By Roz Chast.

As a nursing supervisor in a Level 1 Trauma Center and student of bioethics, rounds through an MICU often made it clear to me that frequently what were considered bioethical issues are more often communication issues: a person on a ventilator can no longer speak for themselves. Young or old, they never appointed someone else to speak for them or never had a serious conversation with anyone about what their values and priorities were for end of life care. These conversations are difficult but essential. Since death is the ultimate subject on which there are no alternative facts, that is, we are all going to die, making one’s values clear on this topic, sick or healthy, young or old, is not about giving up or being morbid. It is facing reality.
Can comics help people make their wishes clear? Could comics help promote conversations about death and dying long before they are needed? Those of us interested in the possibility that comics might help open up conversations about dying and death have tried a few ideas, and have more to pursue. I think the answer to this question is yes – comics have the power to make this difficult reality more manageable. I’m not a fan of forcing people to do things that are difficult. I am a fan of making it as easy as possible be to get the job done. There are actually many great resources out in the world to assist people in having these challenging conversations with their loved ones. Comics can potentially serve as a bridge to these resources, to getting end of life wishes known and documented. Comics can also help clarify statistics, dispel misbeliefs, and affirm values. There is much work to be done in this arena. All ideas are welcome.
Written by

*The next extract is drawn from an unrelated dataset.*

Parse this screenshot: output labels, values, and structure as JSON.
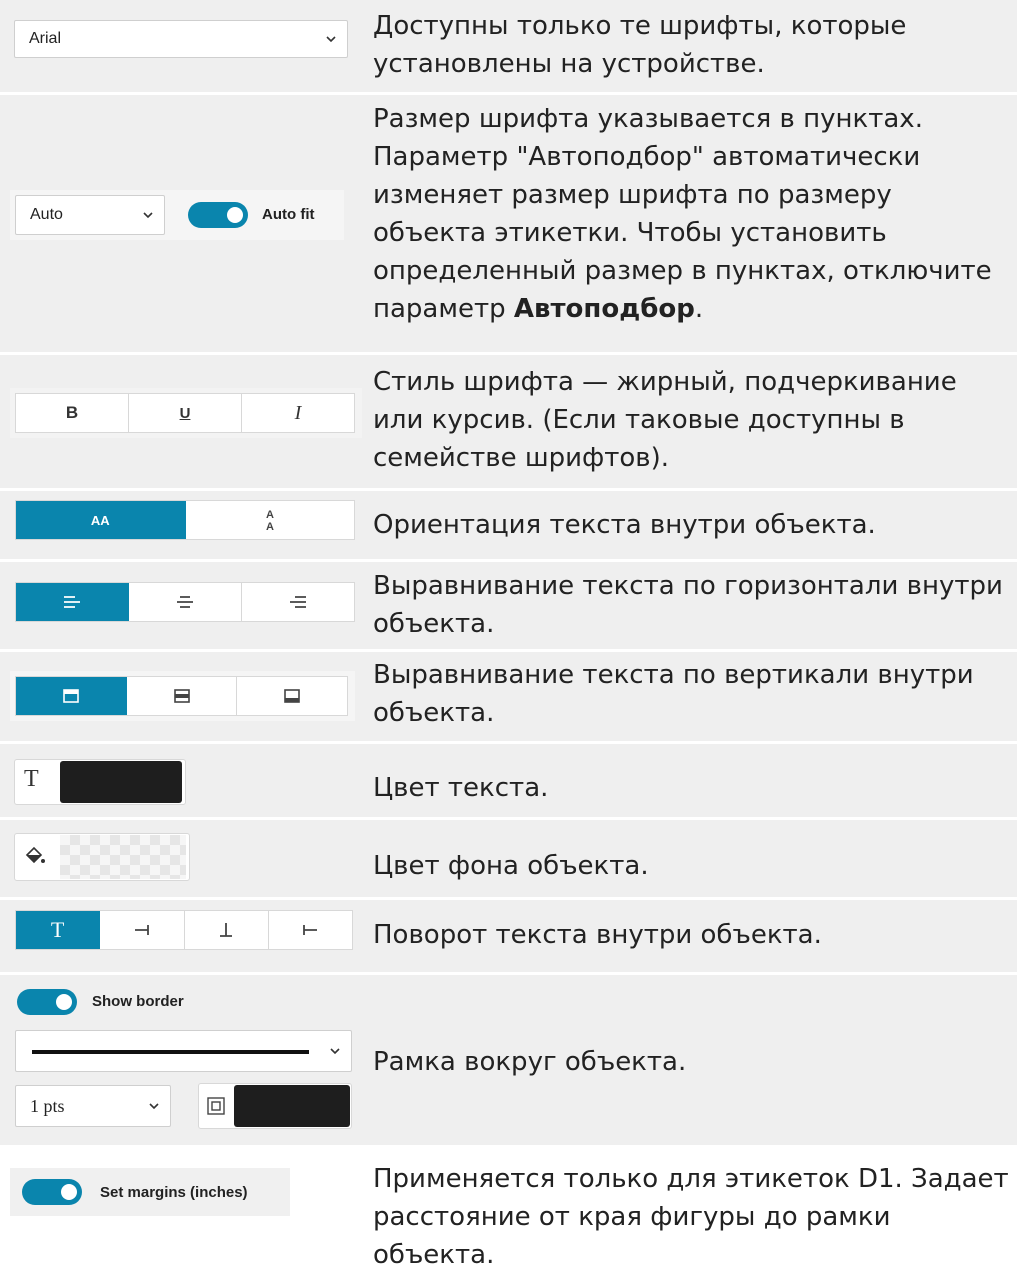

MK Czerwiec, MA, RN, is the artist-in-residence at the Northwestern Feinberg School of Medicine, where she focuses on graphic medicine, end-of-life care and caregiving support. Ms. Czerwiec is exploring ways comics can contribute to public health policy and improve end-of life care. Her work spearheads innovative communication methods for health messaging that amplify the narratives of those living with illness and the caregiving that positively impacts policy implementation. She co-manages and is currently on a speaking tour for her book, Taking Turns: Stories from HIV/AIDS Care Unit 371. See her website,

Latest comments

  • Really interesting!I am a very amateur artist (& a less amateur Consultant Psychiatrist!!) & I did a large project in advance care planning. My talks to inyroduce the subject have all been as cartoons. I can forward to you if you may be interested

  • I am a researcher engaged in challenges of care giving Alzheimer patients and interested in sharing my ideas and suggestions for improving my research articles.